__GOAL OF THE EXERCISE__. Tally how many lines in the material include the word "histogram", then give that figure by itself.

__INPUT RECORDS__.

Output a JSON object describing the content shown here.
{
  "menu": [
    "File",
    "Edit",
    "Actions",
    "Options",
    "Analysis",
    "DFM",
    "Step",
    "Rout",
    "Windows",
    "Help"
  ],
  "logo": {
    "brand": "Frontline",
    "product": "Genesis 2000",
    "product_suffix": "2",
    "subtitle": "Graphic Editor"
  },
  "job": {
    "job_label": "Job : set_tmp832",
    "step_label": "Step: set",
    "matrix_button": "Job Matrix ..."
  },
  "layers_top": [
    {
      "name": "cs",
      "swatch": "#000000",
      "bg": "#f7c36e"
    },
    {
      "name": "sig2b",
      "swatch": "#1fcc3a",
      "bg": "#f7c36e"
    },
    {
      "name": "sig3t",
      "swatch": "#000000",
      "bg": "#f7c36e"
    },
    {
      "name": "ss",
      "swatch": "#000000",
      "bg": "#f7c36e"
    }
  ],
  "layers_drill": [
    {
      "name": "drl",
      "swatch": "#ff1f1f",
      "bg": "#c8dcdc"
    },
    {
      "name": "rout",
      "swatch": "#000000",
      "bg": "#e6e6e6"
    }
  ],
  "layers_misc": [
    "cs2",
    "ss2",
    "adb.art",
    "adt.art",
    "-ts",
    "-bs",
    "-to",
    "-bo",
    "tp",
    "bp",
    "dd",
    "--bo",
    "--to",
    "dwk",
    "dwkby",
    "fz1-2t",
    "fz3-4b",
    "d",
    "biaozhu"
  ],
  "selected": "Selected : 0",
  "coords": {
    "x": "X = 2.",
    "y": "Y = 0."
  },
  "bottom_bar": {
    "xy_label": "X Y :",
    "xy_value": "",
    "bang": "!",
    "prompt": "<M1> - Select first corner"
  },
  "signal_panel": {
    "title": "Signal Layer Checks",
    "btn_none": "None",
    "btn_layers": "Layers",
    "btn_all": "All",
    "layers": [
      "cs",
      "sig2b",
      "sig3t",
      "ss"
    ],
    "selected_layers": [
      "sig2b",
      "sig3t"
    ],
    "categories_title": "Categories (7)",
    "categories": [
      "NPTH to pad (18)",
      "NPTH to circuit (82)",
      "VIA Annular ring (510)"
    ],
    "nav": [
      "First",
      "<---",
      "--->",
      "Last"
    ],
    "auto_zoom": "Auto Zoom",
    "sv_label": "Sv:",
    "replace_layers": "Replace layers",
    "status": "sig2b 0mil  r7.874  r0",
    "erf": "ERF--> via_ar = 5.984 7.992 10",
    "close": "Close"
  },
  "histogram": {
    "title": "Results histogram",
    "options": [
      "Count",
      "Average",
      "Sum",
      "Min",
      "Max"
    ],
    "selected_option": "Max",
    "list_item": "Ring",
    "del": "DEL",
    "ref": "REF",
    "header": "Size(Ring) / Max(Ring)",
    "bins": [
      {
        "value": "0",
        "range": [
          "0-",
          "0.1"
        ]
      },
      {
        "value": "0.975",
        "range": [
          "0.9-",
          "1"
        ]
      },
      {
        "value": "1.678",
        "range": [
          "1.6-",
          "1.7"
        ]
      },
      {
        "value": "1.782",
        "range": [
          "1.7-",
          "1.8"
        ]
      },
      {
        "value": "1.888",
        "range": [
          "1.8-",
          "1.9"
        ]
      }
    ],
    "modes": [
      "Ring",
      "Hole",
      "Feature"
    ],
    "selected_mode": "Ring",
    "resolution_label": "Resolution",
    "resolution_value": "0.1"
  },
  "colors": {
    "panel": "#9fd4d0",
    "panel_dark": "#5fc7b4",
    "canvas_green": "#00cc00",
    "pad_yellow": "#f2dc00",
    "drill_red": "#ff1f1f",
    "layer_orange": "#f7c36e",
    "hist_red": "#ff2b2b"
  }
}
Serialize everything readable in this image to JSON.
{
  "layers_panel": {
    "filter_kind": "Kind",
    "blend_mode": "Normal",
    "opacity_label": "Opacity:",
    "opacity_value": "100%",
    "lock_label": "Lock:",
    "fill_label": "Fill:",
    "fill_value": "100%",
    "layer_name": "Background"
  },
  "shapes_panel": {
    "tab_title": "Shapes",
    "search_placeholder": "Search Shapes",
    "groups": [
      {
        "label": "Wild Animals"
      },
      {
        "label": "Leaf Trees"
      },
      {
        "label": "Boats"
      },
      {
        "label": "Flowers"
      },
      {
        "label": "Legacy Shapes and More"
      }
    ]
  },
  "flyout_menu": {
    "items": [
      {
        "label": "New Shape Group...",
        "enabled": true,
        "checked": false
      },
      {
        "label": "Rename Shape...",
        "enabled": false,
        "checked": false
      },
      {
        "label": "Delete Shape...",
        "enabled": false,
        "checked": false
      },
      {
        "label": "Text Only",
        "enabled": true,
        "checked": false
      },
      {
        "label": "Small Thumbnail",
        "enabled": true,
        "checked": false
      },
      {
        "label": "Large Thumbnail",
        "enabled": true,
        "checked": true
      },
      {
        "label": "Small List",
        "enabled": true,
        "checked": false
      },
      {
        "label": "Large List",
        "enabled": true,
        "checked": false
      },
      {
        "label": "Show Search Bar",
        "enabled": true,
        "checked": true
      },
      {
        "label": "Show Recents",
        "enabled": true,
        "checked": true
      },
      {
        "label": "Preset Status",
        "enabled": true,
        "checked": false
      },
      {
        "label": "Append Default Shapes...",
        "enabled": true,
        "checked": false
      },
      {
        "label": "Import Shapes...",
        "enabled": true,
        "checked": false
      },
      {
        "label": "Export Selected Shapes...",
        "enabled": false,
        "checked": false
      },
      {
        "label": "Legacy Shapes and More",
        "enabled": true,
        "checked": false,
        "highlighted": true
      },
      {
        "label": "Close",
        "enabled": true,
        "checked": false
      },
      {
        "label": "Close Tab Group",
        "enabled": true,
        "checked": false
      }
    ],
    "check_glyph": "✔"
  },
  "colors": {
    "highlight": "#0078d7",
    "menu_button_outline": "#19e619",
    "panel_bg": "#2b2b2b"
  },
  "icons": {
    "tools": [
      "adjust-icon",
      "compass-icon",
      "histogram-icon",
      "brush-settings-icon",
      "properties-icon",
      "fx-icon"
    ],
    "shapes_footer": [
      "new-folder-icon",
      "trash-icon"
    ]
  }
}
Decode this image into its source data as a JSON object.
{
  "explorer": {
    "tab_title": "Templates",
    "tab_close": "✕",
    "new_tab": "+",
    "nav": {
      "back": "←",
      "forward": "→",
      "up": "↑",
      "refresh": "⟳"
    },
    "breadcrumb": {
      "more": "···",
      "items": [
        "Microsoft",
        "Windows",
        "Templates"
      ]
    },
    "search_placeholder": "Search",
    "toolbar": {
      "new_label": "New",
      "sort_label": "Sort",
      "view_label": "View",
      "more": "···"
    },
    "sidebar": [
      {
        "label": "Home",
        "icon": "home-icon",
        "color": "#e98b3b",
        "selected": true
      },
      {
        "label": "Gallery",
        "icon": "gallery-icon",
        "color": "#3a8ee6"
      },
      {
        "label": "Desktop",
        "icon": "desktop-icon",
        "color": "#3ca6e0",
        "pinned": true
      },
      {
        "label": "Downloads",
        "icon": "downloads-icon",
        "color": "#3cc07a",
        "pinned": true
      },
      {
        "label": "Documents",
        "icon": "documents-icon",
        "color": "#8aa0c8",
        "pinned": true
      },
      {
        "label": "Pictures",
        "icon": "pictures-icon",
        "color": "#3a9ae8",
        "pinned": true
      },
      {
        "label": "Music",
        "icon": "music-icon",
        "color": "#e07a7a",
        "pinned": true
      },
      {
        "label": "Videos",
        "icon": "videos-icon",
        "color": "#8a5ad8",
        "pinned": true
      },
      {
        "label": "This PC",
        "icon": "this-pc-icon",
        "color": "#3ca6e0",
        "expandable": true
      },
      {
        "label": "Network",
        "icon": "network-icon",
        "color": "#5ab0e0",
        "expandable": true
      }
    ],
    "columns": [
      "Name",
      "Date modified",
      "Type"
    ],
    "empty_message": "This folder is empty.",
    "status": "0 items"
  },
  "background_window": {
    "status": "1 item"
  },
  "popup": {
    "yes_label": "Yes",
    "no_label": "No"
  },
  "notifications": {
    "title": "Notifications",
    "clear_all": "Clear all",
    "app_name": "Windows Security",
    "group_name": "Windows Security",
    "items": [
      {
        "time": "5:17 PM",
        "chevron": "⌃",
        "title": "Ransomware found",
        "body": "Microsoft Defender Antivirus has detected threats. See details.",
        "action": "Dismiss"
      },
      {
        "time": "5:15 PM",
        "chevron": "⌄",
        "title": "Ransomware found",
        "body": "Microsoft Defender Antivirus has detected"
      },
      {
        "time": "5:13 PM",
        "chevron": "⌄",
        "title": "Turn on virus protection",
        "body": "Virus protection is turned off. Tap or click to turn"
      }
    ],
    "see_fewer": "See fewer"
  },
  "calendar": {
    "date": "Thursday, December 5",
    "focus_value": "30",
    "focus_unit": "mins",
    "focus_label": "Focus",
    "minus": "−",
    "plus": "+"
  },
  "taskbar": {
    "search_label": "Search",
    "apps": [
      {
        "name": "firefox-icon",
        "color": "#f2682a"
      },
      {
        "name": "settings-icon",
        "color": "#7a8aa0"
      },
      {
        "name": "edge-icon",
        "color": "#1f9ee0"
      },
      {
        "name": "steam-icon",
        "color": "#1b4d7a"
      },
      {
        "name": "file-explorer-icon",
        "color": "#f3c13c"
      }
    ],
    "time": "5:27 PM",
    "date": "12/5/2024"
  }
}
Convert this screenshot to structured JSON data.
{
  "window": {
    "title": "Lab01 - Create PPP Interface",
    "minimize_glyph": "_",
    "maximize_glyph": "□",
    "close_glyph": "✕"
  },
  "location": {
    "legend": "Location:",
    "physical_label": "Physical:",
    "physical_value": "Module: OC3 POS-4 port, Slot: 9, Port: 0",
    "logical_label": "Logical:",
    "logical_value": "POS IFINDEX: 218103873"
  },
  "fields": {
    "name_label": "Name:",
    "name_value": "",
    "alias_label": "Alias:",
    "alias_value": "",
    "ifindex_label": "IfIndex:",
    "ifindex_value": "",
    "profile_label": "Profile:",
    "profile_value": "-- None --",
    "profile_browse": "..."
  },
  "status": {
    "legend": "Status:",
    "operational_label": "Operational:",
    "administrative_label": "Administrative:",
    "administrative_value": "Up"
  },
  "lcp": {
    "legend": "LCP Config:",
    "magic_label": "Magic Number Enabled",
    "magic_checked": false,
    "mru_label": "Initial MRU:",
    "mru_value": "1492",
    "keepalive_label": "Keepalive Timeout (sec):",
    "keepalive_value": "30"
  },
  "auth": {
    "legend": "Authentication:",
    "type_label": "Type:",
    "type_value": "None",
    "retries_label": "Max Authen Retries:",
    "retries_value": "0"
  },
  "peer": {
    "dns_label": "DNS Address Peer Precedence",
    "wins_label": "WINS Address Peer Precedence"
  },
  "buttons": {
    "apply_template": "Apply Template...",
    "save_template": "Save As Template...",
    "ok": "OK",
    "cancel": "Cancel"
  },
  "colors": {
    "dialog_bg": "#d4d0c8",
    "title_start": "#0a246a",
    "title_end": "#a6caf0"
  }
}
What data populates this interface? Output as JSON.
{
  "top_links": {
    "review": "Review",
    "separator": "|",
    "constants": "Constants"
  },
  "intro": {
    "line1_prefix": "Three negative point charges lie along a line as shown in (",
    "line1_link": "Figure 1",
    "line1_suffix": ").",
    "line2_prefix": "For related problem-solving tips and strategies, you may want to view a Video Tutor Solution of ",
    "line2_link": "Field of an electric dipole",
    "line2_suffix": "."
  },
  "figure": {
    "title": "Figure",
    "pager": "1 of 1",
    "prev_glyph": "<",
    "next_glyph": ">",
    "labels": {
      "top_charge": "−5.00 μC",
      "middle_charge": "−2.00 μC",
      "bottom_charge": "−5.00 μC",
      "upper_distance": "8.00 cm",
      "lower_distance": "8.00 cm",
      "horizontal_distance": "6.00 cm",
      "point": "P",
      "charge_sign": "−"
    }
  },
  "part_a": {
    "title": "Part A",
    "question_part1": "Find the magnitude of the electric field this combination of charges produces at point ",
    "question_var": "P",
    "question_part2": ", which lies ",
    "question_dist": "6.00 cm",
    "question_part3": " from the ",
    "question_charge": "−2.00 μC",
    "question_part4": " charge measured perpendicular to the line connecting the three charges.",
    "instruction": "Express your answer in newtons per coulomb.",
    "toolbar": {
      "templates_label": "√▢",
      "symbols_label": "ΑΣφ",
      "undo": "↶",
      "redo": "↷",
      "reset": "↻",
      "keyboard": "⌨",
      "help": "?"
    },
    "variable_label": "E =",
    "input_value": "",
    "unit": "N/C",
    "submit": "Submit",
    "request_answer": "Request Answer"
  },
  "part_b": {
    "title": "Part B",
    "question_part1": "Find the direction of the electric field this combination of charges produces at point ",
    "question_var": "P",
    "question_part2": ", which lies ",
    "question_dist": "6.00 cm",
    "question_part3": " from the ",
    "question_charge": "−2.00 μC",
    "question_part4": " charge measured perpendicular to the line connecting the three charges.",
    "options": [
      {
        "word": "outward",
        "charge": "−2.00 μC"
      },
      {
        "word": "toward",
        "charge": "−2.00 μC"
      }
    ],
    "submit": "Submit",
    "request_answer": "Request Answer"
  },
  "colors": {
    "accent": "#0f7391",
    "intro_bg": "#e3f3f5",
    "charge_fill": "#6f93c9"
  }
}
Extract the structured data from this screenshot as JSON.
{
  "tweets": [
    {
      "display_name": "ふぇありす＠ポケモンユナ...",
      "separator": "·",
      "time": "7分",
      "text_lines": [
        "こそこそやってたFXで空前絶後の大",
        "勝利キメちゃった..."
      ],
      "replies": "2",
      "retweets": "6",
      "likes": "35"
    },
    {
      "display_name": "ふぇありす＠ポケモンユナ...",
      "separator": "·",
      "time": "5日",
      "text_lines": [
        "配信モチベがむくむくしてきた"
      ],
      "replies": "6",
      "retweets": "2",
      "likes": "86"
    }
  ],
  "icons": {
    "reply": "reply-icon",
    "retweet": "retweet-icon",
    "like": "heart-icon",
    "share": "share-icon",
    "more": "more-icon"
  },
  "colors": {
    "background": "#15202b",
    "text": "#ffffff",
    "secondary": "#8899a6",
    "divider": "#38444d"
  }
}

__COMPLETED EXERCISE__. 3